Dear Laila kindly provided a translation of my Al Akhbar article
The Cunning State
The scandal of rotten meat reminded the Lebanese of an issue they had forgotten: their food safety. The issue of vegetables and fruits polluted with deposits from poisonous pesticides has also receded with time.
According to press reports, it seems that the situation, as described by the minister of agriculture, is not a disaster, but it is serious. It is serious for two reasons: first, its repercussions, because it is directly connected to our general health. Second, because it reminds us of our rotten reality when it comes to citizens’ rights and the duties of the state, such as supervision of ‘cunning’ investors’ who ‘control the wheels of the economy.’
It seems, from the pictures we saw in the media, that these so called ‘warehouses’ do not meet the lowest standards even for a public toilet. But what the media lenses cannot convey is the stench of these places, full of rot. This stench now covers this whole country forcing us to inhale it with every breath we take.
Rotten meat is a small part of the decay rampant all around us. It seeps into every aspect of our daily lives. It has become so much part of the nature around us, that we do not notice it anymore.
It is the same putrid smell that comes out of government departments, in a country where the state uses all the guile it can muster against the weak without daring to even approach those who hold the reins of power.
There are so many examples of this rotten reality. Ask environmental activists about the case brought against a leader of one of the sects, who almost daily enchants us with sweet songs about the environment while he buries waste of unknown impact on his private land. Ask those who languish in Rumiyye prison, and other prisons which bring shame on Lebanon, waiting for years to be tried on a charge they may be innocent of.
Is it not corruption when private schools raise their fees as soon as they hear about the proposal to raise wages, so that all the gains made by the workers disappear into the pockets of the rich?

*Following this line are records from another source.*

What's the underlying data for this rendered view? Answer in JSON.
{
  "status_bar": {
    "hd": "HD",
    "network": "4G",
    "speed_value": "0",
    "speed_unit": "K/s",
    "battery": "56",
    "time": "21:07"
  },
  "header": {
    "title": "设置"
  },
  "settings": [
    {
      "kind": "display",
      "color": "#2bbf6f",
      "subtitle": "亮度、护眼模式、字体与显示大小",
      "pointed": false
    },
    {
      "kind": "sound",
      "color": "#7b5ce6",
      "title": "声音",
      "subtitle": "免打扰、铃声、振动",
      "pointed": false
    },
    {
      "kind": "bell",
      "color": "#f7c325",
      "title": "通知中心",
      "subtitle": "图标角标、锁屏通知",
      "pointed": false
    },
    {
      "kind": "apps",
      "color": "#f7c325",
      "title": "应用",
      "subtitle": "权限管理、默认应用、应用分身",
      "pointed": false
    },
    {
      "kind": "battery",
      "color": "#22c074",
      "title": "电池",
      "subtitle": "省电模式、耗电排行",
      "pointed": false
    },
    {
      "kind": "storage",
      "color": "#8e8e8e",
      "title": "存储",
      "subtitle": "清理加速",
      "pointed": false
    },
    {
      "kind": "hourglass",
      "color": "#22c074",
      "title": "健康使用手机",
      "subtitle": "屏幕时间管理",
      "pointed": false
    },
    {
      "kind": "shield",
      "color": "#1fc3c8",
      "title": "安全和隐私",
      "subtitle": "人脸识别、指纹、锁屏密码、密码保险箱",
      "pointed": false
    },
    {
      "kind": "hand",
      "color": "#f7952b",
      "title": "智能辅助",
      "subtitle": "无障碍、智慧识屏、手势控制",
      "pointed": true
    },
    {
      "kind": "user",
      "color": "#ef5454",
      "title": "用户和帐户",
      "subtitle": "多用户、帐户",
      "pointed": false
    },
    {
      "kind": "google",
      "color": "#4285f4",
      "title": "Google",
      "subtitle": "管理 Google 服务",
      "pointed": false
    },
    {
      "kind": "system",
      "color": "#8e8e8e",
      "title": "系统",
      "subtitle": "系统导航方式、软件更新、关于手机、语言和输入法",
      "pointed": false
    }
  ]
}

Indeed, we might get rid of this current ‘shipment’ of rotten meat, but its stench will linger on. We will smell it until the day we have a thorough ‘spring clean.’